(Task objective): The records below should be set down in full, please, without any change.

(Provided material):
↓↓↓

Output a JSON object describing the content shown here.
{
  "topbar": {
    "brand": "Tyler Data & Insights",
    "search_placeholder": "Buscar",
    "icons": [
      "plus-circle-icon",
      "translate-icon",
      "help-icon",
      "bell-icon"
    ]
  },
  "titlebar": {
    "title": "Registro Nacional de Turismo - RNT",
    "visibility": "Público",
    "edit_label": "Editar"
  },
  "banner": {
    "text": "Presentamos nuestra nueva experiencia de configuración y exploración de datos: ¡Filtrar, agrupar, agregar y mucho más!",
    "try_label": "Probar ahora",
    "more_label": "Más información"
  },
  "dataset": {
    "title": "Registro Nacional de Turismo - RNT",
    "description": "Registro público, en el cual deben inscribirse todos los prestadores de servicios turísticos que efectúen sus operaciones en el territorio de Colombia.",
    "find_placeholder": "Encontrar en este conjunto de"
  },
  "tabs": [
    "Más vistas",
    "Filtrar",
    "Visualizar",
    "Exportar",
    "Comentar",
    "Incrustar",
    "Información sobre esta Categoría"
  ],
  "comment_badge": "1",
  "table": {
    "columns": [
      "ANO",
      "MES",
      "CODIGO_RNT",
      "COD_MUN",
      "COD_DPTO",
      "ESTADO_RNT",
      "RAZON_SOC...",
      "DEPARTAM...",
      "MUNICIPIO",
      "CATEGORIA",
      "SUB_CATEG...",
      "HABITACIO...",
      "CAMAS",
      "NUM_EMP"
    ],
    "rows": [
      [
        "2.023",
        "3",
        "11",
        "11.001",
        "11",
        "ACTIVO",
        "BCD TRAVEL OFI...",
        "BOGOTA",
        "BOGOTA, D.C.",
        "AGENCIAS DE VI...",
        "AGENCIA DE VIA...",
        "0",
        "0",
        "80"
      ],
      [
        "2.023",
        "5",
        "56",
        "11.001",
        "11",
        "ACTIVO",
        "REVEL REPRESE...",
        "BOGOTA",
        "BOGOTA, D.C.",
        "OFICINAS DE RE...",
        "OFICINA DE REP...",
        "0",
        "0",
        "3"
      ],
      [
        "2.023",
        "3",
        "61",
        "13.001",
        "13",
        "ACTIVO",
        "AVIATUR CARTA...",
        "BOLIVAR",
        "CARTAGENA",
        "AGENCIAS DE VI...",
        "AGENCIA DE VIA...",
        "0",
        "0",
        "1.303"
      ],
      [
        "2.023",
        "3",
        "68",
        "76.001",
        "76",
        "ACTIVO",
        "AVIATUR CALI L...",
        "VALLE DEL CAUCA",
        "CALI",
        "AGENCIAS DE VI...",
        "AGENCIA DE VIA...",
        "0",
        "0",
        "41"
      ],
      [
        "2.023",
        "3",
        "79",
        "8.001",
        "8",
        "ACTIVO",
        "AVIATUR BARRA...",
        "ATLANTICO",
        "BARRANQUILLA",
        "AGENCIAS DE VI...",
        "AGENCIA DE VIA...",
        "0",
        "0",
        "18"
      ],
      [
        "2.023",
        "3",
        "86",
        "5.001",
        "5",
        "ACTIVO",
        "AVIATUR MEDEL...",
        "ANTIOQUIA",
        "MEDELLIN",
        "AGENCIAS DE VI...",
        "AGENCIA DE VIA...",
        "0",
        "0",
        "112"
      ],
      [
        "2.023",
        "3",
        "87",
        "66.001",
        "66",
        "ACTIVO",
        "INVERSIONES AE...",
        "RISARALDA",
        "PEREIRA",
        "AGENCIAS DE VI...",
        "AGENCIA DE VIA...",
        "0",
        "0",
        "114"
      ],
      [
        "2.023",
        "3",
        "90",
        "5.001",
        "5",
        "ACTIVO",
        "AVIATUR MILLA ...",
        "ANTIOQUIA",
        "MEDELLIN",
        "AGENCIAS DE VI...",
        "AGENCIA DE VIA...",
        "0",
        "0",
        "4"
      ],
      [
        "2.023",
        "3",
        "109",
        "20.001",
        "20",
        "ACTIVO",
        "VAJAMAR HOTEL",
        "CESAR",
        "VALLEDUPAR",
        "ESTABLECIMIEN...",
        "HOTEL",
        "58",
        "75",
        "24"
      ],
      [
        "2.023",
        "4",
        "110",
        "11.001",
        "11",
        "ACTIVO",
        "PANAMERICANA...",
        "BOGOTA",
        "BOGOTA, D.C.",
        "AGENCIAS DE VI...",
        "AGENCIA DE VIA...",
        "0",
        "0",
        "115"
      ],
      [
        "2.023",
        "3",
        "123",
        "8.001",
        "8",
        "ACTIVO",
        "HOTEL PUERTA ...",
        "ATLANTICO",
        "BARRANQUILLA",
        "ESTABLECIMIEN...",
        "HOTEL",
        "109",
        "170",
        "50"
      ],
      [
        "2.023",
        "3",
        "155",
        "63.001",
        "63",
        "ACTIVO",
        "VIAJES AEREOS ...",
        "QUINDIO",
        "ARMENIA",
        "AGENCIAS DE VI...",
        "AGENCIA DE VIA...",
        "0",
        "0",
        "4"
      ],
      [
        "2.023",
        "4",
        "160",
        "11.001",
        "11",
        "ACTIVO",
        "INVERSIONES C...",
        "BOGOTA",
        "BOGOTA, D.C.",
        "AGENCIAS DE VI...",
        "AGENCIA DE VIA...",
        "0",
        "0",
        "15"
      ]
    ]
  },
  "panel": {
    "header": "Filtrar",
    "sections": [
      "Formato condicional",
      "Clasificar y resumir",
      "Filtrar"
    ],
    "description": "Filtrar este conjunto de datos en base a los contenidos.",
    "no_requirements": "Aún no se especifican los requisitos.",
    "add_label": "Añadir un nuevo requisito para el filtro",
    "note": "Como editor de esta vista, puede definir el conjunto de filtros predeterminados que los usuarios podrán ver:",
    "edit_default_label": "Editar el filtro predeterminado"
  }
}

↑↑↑

(Final answer):
Output a JSON object describing the content shown here.
{
  "topbar": {
    "brand": "Tyler Data & Insights",
    "search_placeholder": "Buscar",
    "icons": [
      "plus-circle-icon",
      "translate-icon",
      "help-icon",
      "bell-icon"
    ]
  },
  "titlebar": {
    "title": "Registro Nacional de Turismo - RNT",
    "visibility": "Público",
    "edit_label": "Editar"
  },
  "banner": {
    "text": "Presentamos nuestra nueva experiencia de configuración y exploración de datos: ¡Filtrar, agrupar, agregar y mucho más!",
    "try_label": "Probar ahora",
    "more_label": "Más información"
  },
  "dataset": {
    "title": "Registro Nacional de Turismo - RNT",
    "description": "Registro público, en el cual deben inscribirse todos los prestadores de servicios turísticos que efectúen sus operaciones en el territorio de Colombia.",
    "find_placeholder": "Encontrar en este conjunto de"
  },
  "tabs": [
    "Más vistas",
    "Filtrar",
    "Visualizar",
    "Exportar",
    "Comentar",
    "Incrustar",
    "Información sobre esta Categoría"
  ],
  "comment_badge": "1",
  "table": {
    "columns": [
      "ANO",
      "MES",
      "CODIGO_RNT",
      "COD_MUN",
      "COD_DPTO",
      "ESTADO_RNT",
      "RAZON_SOC...",
      "DEPARTAM...",
      "MUNICIPIO",
      "CATEGORIA",
      "SUB_CATEG...",
      "HABITACIO...",
      "CAMAS",
      "NUM_EMP"
    ],
    "rows": [
      [
        "2.023",
        "3",
        "11",
        "11.001",
        "11",
        "ACTIVO",
        "BCD TRAVEL OFI...",
        "BOGOTA",
        "BOGOTA, D.C.",
        "AGENCIAS DE VI...",
        "AGENCIA DE VIA...",
        "0",
        "0",
        "80"
      ],
      [
        "2.023",
        "5",
        "56",
        "11.001",
        "11",
        "ACTIVO",
        "REVEL REPRESE...",
        "BOGOTA",
        "BOGOTA, D.C.",
        "OFICINAS DE RE...",
        "OFICINA DE REP...",
        "0",
        "0",
        "3"
      ],
      [
        "2.023",
        "3",
        "61",
        "13.001",
        "13",
        "ACTIVO",
        "AVIATUR CARTA...",
        "BOLIVAR",
        "CARTAGENA",
        "AGENCIAS DE VI...",
        "AGENCIA DE VIA...",
        "0",
        "0",
        "1.303"
      ],
      [
        "2.023",
        "3",
        "68",
        "76.001",
        "76",
        "ACTIVO",
        "AVIATUR CALI L...",
        "VALLE DEL CAUCA",
        "CALI",
        "AGENCIAS DE VI...",
        "AGENCIA DE VIA...",
        "0",
        "0",
        "41"
      ],
      [
        "2.023",
        "3",
        "79",
        "8.001",
        "8",
        "ACTIVO",
        "AVIATUR BARRA...",
        "ATLANTICO",
        "BARRANQUILLA",
        "AGENCIAS DE VI...",
        "AGENCIA DE VIA...",
        "0",
        "0",
        "18"
      ],
      [
        "2.023",
        "3",
        "86",
        "5.001",
        "5",
        "ACTIVO",
        "AVIATUR MEDEL...",
        "ANTIOQUIA",
        "MEDELLIN",
        "AGENCIAS DE VI...",
        "AGENCIA DE VIA...",
        "0",
        "0",
        "112"
      ],
      [
        "2.023",
        "3",
        "87",
        "66.001",
        "66",
        "ACTIVO",
        "INVERSIONES AE...",
        "RISARALDA",
        "PEREIRA",
        "AGENCIAS DE VI...",
        "AGENCIA DE VIA...",
        "0",
        "0",
        "114"
      ],
      [
        "2.023",
        "3",
        "90",
        "5.001",
        "5",
        "ACTIVO",
        "AVIATUR MILLA ...",
        "ANTIOQUIA",
        "MEDELLIN",
        "AGENCIAS DE VI...",
        "AGENCIA DE VIA...",
        "0",
        "0",
        "4"
      ],
      [
        "2.023",
        "3",
        "109",
        "20.001",
        "20",
        "ACTIVO",
        "VAJAMAR HOTEL",
        "CESAR",
        "VALLEDUPAR",
        "ESTABLECIMIEN...",
        "HOTEL",
        "58",
        "75",
        "24"
      ],
      [
        "2.023",
        "4",
        "110",
        "11.001",
        "11",
        "ACTIVO",
        "PANAMERICANA...",
        "BOGOTA",
        "BOGOTA, D.C.",
        "AGENCIAS DE VI...",
        "AGENCIA DE VIA...",
        "0",
        "0",
        "115"
      ],
      [
        "2.023",
        "3",
        "123",
        "8.001",
        "8",
        "ACTIVO",
        "HOTEL PUERTA ...",
        "ATLANTICO",
        "BARRANQUILLA",
        "ESTABLECIMIEN...",
        "HOTEL",
        "109",
        "170",
        "50"
      ],
      [
        "2.023",
        "3",
        "155",
        "63.001",
        "63",
        "ACTIVO",
        "VIAJES AEREOS ...",
        "QUINDIO",
        "ARMENIA",
        "AGENCIAS DE VI...",
        "AGENCIA DE VIA...",
        "0",
        "0",
        "4"
      ],
      [
        "2.023",
        "4",
        "160",
        "11.001",
        "11",
        "ACTIVO",
        "INVERSIONES C...",
        "BOGOTA",
        "BOGOTA, D.C.",
        "AGENCIAS DE VI...",
        "AGENCIA DE VIA...",
        "0",
        "0",
        "15"
      ]
    ]
  },
  "panel": {
    "header": "Filtrar",
    "sections": [
      "Formato condicional",
      "Clasificar y resumir",
      "Filtrar"
    ],
    "description": "Filtrar este conjunto de datos en base a los contenidos.",
    "no_requirements": "Aún no se especifican los requisitos.",
    "add_label": "Añadir un nuevo requisito para el filtro",
    "note": "Como editor de esta vista, puede definir el conjunto de filtros predeterminados que los usuarios podrán ver:",
    "edit_default_label": "Editar el filtro predeterminado"
  }
}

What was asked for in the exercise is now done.